Coffee2words

I write, read and review, I blog frequently and love anything to do with books and writing, including editing. I am a Book Nerd and I wear that badge with pride.  http://coffee2words.wordpress.com

Featherfoot - Victoria  Collins

Featherfoot is primarily set on a fantastical island that has a tribe of natives who believe in being close with nature and the Earth. Things in their lives seemed simple, yet strangely complex (like nature I suppose) the more you were exposed to the story.

There were elements of mysticism and magic, or windweaving as it's called in the story, that helped to throw some complications into the villagers lives.

I didn't relate to Ria very much. She seemed too child-like and innocent, yet strangely knew what to do at times when needed. I did like Noni, she was quite amusing and sad and a welcome relief from the seriousness of the other characters.

Oren was an interesting character to me. He was the source of much conflict. His internal struggles were intricate and detailed and rather intriguing, and when you added to that the fact that he was exiled and his abilities as a windweaver, well I think he was a great character. I liked his duality.

As the story unfolded I got a little lost on timing, I felt it didn't have a rigid enough feel of time passing, it seemed very fluid, and that meant I struggled to work out how long things should take them, the journey's were out of context to me because of this.

Ultimately, I enjoyed reading the story, even if the poetic writing style irritated me to being with (I wanted to capitalise all the new lines!) I liked a number of the characters and felt that the pacing was pretty good.

A few things I noticed:
There were some formatting issues with text size on the kindle - 1% - 'Their's is a coastline...' 5% - 'Ria and me don't like the village...' and a few other times later in the book. Minor detail, but worth mentioning.

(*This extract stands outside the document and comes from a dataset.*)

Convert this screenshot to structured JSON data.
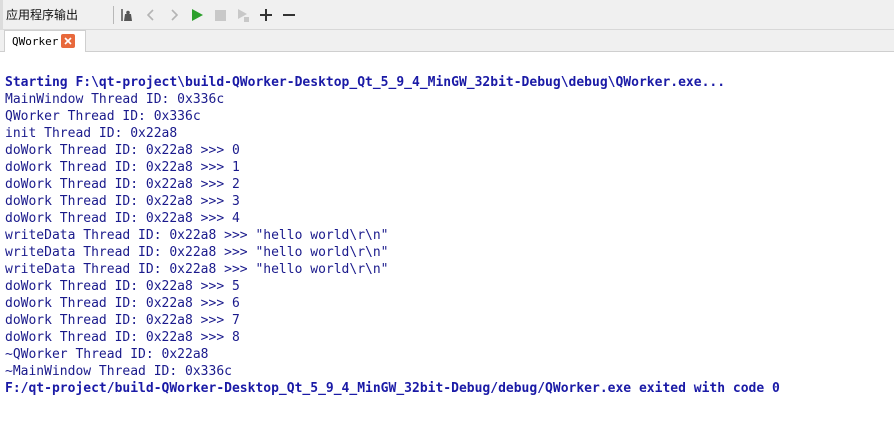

I found the use of shit, crap and fuck to be a bit jarring. The language used by the locals seemed quite sedate and old-world but the new swear words didn't fit. I would have liked to see some interesting turns of phrase instead to illustrate their meanings rather than cheapening their language with our crude expleetives.

69% - '... the villages (villagers) freak...'

97% - '...would have been ecstatic (with) this reception.'